Getting Off The Naughty List
- Short sale. This is an agreement between the lender/investor/servicer and the homeowner to sell the home for less than it is worth.
- Deed in lieu of foreclosure. This agreement allows you to hand over ownership of your home to the bank in exchange for canceling the loan. You may be required to try to sell the home before a deed in lieu of foreclosure is agreed to.
With a short sale or deed in lieu of foreclosure, you should be sure to include a deficiency judgment waiver in the agreement. Why? Because, by definition, you are deficient sufficient money to pay off the loan in either of these agreements and the lender can sue you for the deficient amount. Getting a deficiency judgment waiver with your short sale or deed in lieu of foreclosure agreement allows you to get out of your mortgage with no debt.
Getting Off The Naughty List And Onto The Nice List
If you are determined to keep your home, but have experienced a hardship beyond your control that caused you to fall behind on your mortgage payments, and you believe that you have the money to afford the loan, there are options that allow you to that:
- Reinstatement. This is when the borrower catches up on all missed payments with a single payment. The amount of the reinstatement payment will include all fees the lender incurred as a result of the missed payments. After reinstatement regular payments would resume as normal.
- Payoff. Under this agreement the borrower makes one payment to pay off the entire loan. This stops foreclosure and the loan is paid off in full.
- Forbearance. If you have temporary hardship, you can ask for temporary relief in the form of a forbearance, which allows you to stop paying your mortgage or pay a reduced amount for a period of time without being foreclosed on.
- Loan modification. This is a permanent change to one or more of the terms of a mortgage loan, such as the interest rate, length of the loan, or principal amount, for borrowers who have experienced a valid financial hardship. This is the only option that allows you to lower your monthly payment to an affordable percentage (31%) of your income.

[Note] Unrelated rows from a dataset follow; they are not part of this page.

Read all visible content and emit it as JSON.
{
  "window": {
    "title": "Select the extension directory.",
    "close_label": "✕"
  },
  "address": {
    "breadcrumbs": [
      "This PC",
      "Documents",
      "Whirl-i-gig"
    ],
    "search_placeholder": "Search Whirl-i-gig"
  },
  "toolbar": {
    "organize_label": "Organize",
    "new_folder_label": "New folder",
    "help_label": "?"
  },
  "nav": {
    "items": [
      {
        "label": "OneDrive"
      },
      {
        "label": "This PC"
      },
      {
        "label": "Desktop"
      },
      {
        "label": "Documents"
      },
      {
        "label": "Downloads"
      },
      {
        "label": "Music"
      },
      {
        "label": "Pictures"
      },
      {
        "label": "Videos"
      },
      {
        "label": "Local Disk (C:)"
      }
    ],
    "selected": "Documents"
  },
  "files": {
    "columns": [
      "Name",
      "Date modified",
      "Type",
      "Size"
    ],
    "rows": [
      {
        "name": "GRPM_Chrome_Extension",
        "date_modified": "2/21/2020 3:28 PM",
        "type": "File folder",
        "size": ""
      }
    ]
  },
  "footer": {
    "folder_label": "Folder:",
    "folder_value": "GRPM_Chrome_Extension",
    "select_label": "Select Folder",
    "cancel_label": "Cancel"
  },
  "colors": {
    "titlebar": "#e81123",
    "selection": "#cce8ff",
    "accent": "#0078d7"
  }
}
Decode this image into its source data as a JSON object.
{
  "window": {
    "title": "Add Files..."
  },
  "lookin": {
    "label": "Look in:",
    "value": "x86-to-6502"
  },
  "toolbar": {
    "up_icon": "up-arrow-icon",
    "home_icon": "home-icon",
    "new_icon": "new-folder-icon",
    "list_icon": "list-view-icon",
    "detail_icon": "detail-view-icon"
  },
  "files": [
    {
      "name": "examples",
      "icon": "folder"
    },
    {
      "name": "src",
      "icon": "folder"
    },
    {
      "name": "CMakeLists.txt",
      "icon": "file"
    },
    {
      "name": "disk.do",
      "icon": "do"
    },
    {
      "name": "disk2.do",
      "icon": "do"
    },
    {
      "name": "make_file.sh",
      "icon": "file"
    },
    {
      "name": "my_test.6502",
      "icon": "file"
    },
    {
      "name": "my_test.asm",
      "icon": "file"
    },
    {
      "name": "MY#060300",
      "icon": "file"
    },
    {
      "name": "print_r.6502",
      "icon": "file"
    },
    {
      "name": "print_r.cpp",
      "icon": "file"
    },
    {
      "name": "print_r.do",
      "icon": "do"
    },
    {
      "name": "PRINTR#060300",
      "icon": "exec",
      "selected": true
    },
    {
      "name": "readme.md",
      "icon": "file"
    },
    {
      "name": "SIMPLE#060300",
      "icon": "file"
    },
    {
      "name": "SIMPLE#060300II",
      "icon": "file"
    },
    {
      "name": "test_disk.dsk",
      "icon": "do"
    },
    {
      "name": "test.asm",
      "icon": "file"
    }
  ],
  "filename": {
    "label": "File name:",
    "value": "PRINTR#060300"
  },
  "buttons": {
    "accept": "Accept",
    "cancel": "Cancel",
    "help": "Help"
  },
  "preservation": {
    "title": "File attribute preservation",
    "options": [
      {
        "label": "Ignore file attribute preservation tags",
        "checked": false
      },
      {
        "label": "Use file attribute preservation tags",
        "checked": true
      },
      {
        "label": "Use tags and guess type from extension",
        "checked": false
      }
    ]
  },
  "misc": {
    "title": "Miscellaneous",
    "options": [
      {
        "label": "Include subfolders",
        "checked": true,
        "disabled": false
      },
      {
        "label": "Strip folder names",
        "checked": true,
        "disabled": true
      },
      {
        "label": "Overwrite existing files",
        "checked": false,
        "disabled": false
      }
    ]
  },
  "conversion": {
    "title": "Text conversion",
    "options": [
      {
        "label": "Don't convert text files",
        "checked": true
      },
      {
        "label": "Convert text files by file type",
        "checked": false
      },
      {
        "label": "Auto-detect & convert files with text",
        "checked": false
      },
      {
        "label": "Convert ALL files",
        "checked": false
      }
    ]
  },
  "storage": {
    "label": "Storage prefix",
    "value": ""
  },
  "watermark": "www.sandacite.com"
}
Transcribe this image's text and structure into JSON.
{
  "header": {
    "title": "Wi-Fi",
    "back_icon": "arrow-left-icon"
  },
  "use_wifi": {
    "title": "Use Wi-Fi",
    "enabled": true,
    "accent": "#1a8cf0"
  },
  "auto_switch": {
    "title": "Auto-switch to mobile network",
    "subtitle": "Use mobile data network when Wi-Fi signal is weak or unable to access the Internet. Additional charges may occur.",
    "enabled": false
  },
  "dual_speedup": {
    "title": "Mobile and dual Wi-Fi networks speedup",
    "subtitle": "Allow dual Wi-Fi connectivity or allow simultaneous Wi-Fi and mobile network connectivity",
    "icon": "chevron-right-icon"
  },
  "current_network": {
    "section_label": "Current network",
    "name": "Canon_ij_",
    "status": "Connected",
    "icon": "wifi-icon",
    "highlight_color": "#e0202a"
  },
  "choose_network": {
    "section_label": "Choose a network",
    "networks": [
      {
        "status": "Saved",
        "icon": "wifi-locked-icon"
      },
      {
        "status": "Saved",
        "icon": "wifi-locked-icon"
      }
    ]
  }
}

So there are ways to get off of the naughty list and back onto the nice list, and they don't even require you to put out milk and cookies for your lender. Be aware that there are con artists who promise to get you a loan modification and back in your lenders good graces by removing the threat of foreclosure. To avoid them, do some research on common mortgage relief scams and avoid any offers that seem too good to be true. And remember that you have the best chance of geting the results you want when you take action as soon as you anticipate problems and work with an experienced attorney who has a proven record of helping people in your situation.